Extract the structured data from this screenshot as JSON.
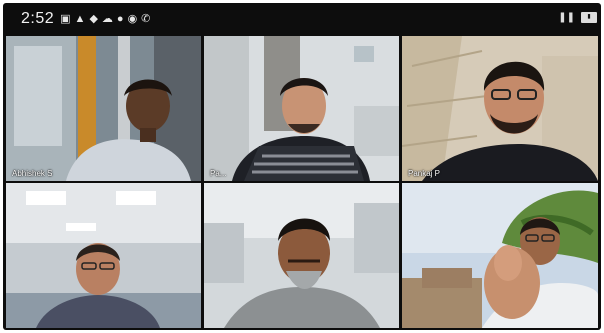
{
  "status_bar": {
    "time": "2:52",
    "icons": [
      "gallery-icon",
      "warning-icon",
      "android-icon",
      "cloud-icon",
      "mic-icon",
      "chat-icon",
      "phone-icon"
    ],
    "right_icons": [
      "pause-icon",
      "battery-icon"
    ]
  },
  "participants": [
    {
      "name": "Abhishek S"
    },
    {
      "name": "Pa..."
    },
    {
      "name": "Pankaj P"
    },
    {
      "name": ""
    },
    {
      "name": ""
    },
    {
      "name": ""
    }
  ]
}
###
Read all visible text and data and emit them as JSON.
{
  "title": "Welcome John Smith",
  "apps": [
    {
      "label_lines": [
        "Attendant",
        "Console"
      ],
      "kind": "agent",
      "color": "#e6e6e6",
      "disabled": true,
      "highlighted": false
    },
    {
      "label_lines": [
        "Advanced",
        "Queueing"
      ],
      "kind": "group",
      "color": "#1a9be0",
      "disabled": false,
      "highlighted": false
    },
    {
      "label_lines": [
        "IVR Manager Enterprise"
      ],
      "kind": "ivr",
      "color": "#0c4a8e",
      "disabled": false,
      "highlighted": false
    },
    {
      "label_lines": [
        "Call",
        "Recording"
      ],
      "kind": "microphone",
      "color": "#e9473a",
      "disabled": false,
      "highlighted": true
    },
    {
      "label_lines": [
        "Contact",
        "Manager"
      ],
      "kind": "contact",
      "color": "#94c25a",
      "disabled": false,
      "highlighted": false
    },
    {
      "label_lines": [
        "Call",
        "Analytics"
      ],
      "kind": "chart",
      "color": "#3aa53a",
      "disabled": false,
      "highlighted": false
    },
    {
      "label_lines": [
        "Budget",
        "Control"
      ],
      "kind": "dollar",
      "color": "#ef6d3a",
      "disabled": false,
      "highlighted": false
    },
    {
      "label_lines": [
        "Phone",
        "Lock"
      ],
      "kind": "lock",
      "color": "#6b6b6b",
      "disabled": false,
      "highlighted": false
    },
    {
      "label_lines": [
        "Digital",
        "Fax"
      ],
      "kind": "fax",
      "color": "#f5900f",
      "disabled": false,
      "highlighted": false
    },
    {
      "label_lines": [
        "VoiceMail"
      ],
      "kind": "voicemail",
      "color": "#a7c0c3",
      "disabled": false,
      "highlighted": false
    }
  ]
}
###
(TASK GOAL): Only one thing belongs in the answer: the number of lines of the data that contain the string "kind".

(ANSWER AREA): 10